A project of

Swainson's Thrush

The State of Swainson’s Thrushes

Regionally: Declining

Swainson’s Thrush study area abundance from 2010 to 2023.

The mean (thick, dark line) annual estimate of Swainson’s Thrush abundance—calculated as the annual sum of estimated Swainson’s Thrush within the local area (a 4-hectare circle) surrounding all 791 Mountain Birdwatch sampling stations. The thinner, lighter lines represent less probable estimates of the annual abundance.

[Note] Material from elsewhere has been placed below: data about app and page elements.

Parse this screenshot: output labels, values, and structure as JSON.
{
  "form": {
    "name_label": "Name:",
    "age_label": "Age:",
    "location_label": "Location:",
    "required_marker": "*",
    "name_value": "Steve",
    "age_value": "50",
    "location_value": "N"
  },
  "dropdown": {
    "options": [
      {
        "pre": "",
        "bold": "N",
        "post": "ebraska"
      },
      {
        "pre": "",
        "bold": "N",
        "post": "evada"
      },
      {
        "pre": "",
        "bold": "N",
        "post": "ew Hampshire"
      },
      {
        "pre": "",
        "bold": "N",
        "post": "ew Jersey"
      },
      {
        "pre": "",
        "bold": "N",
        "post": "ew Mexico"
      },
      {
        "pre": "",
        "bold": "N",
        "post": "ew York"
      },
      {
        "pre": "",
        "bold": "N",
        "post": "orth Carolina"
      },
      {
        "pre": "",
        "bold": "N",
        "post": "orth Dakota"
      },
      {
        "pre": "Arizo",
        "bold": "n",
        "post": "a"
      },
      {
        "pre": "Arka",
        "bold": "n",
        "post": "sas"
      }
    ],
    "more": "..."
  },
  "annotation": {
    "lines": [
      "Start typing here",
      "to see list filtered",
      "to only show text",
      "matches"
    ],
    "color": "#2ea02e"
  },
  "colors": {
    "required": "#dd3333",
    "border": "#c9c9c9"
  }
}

Swainson’s Thrush numbers have likely decreased since Mountain Birdwatch began. Annual fluctuations are evident, but overall counts of this species have steadily declined in the northeastern U.S. over the last half-century. Mountain Birdwatch data indicate an average decline of -2.04% per year (80% credible interval = -2.91% to -1.17%) in the mountains of our region; this trend equates to a -23.48% decline in population (80% credible interval = -31.86% to -14.17%) between 2010 and 2023.

Mean annual population trends and population change (with 80% Bayesian credible intervals [CRI]) for Swainson's Thrush from 2010 through 2023. A red dot indicates strong evidence for a negative trend. An orange dot indicates weak evidence for a negative trend. Strong evidence is suggested for a trend when the 80% CRI does not contain zero.
RegionMean annual
trend (%)
(80% CRI)
Probability of
Probability of
change (%)
change (80% CRI)
All regions -2.04(-2.91, -1.17)0.990.01-23.48(-31.86, -14.17)
New York
-1.63(-2.90, -0.28)0.940.06-19.23(-31.81, -3.53)
New York
-2.73(-3.87, -1.59)>0.99<0.01-30.19(-40.12, -18.78)
Vermont -1.65(-2.67, -0.62)0.980.02-19.45(-29.69, -7.75)
New Hampshire -2.16(-3.06, -1.23)>0.99<0.01-24.68(-33.24, -14.86)
Maine -1.59(-2.58, -0.61)0.980.02-18.79(-28.84, -7.62)

Globally: Declining 

Trend estimates from the North American Breeding Bird Survey and eBird largely agree with each other and Mountain Birdwatch data. These data sources indicate modest, widespread declines in Swainson’s Thrush numbers throughout North America (~0.4% per year). These declines appear to have begun in the early 1980s, and are most severe across the northeastern U.S. and southeastern Canada. They have disappeared from many locales, such as coastal areas and major interior valleys, that they once inhabited in California. Counts of this species made at several migratory stopover sites (e.g., Long Point Bird Observatory) have declined as well. Areas where population trends are increasing for Swainson’s Thrush include the the British Columbia coastal forests and Alaska.

State of the Mountain Birds